The backhand punch shot is relatively easy to master and is a common pickleball shot type. For this shot, the paddle is in the backhand position; act as if you are hitting the ball with your fist. This is a handy shot for when your opponent hits a high dink, and you have time to survey the open court for weakness.
The Fake Dink
File this one under trickery! This deceptive shot is designed to catch your opponent off-guard–they expect a dink, but instead, you drive the ball forward with speed–usually right at their feet.
This is the pickleball shot that many players find the most satisfying. But since a pickleball ball does not move at the speed of a tennis ball, you will want to use an angle more than force—easier said than done. 😉
Similar to the cross-court dink but made with your backhand.
Deep Return Serve
As a pickleball rookie with tennis experience, I came to the court trained for this shot–and I’ve learned it’s an essential one to keep opponents off balance. A deep return, regardless of positioning, will take hard groundstrokes and shallow drop shots (mostly) off of the table.
From what I read and what I hear, the third shot drop is all the rage with professional and higher-level pickleball players.
It takes gentle hands to get the ball to arc upwards and land softly into the court on the opponent’s side. Accuracy matters if you want to take control of the point!
ATP (Around The Post) Shot
Ready for a surprise? When playing pickleball, you do not have to pass the ball over the net, at least not if you are swung out wide. The ATP is an elusive shot, but if you can hit it? Oh, the glory!
Half-Volley From The Transition Zone
The transition zone is the area on the pickleball court that is between the baseline and the non-volley line. It’s generally an awkward place to be when playing the game at a higher level. As a rookie, I have found success here–but I often get instructed not to live in this dangerous zone. However, if you find yourself here, quick hands can give you the option to hit a short-hop or volley.

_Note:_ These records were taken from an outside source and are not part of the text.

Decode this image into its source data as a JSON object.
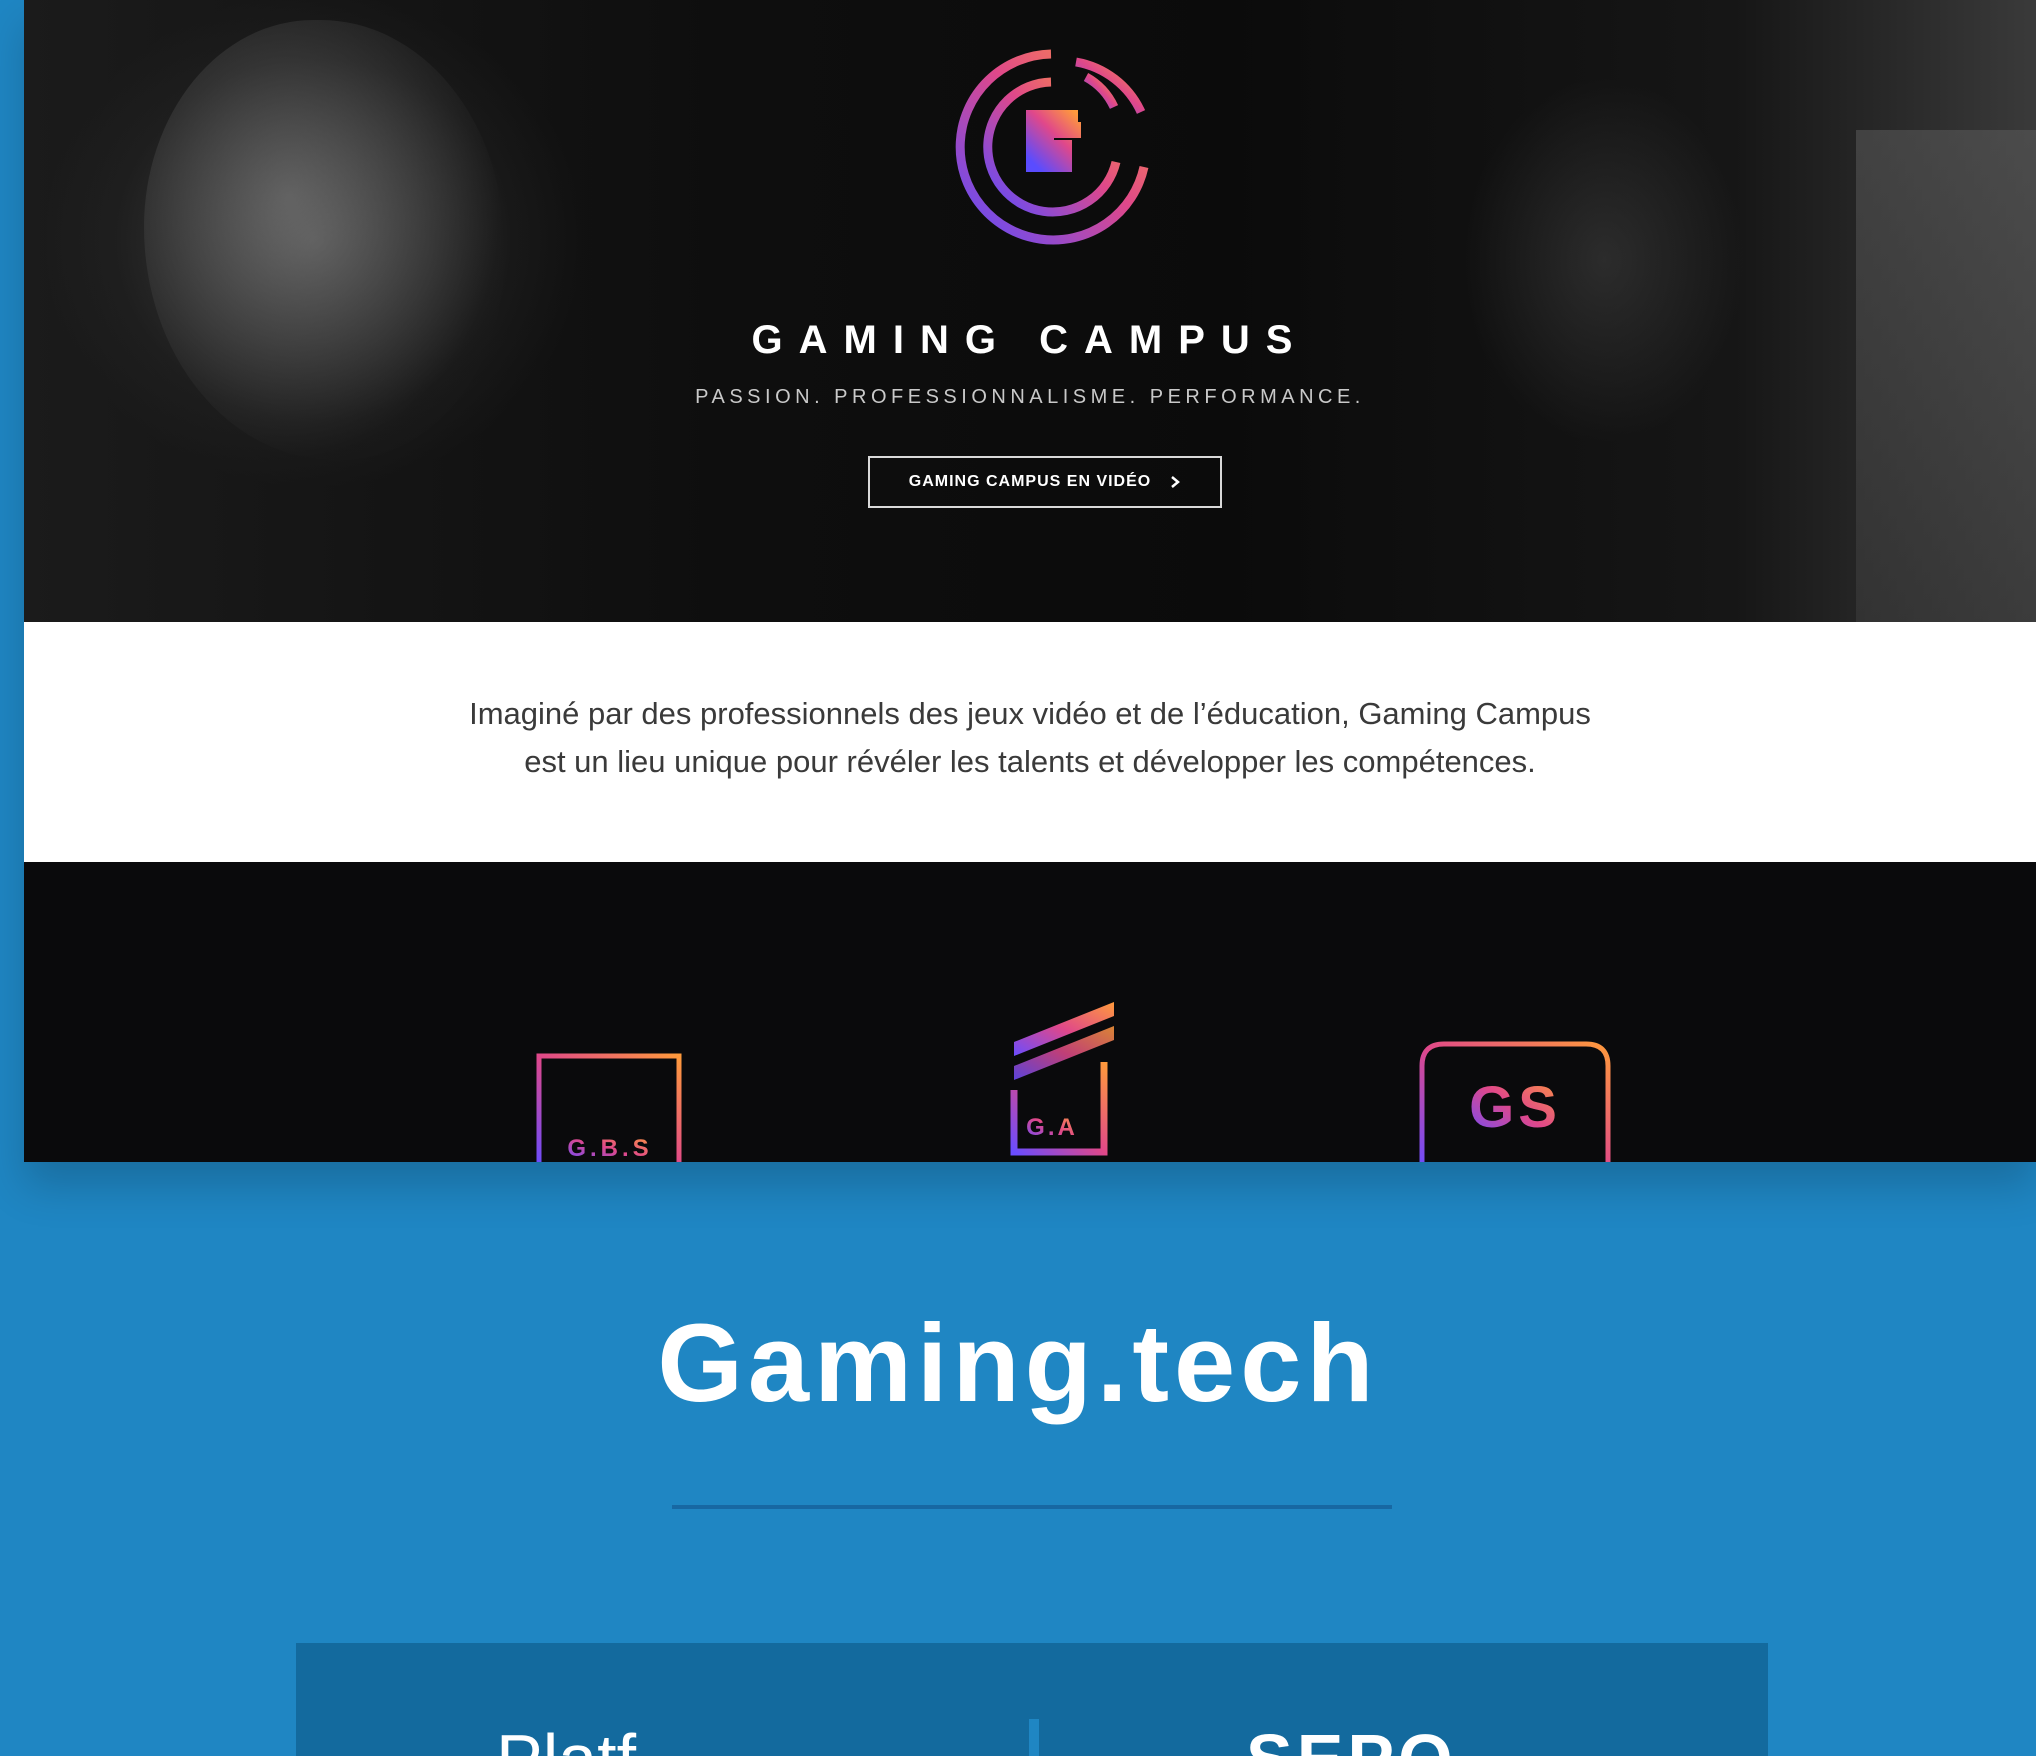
{
  "hero": {
    "brand_title": "GAMING CAMPUS",
    "tagline": "PASSION. PROFESSIONNALISME. PERFORMANCE.",
    "video_button_label": "GAMING CAMPUS EN VIDÉO",
    "video_button_icon": "chevron-right-icon"
  },
  "intro": {
    "line1": "Imaginé par des professionnels des jeux vidéo et de l’éducation, Gaming Campus",
    "line2": "est un lieu unique pour révéler les talents et développer les compétences."
  },
  "schools": {
    "gbs_label": "G.B.S",
    "ga_label": "G.A",
    "gs_label": "GS"
  },
  "page": {
    "title": "Gaming.tech",
    "info_left": "Platf",
    "info_right": "SEPO"
  },
  "colors": {
    "background_blue": "#1f86c3",
    "info_box_blue": "#136a9e",
    "gradient_start": "#6a4cff",
    "gradient_mid": "#e0488a",
    "gradient_end": "#ff9a3c"
  }
}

Do you have a favorite pickleball shot? Tell us in the comments below!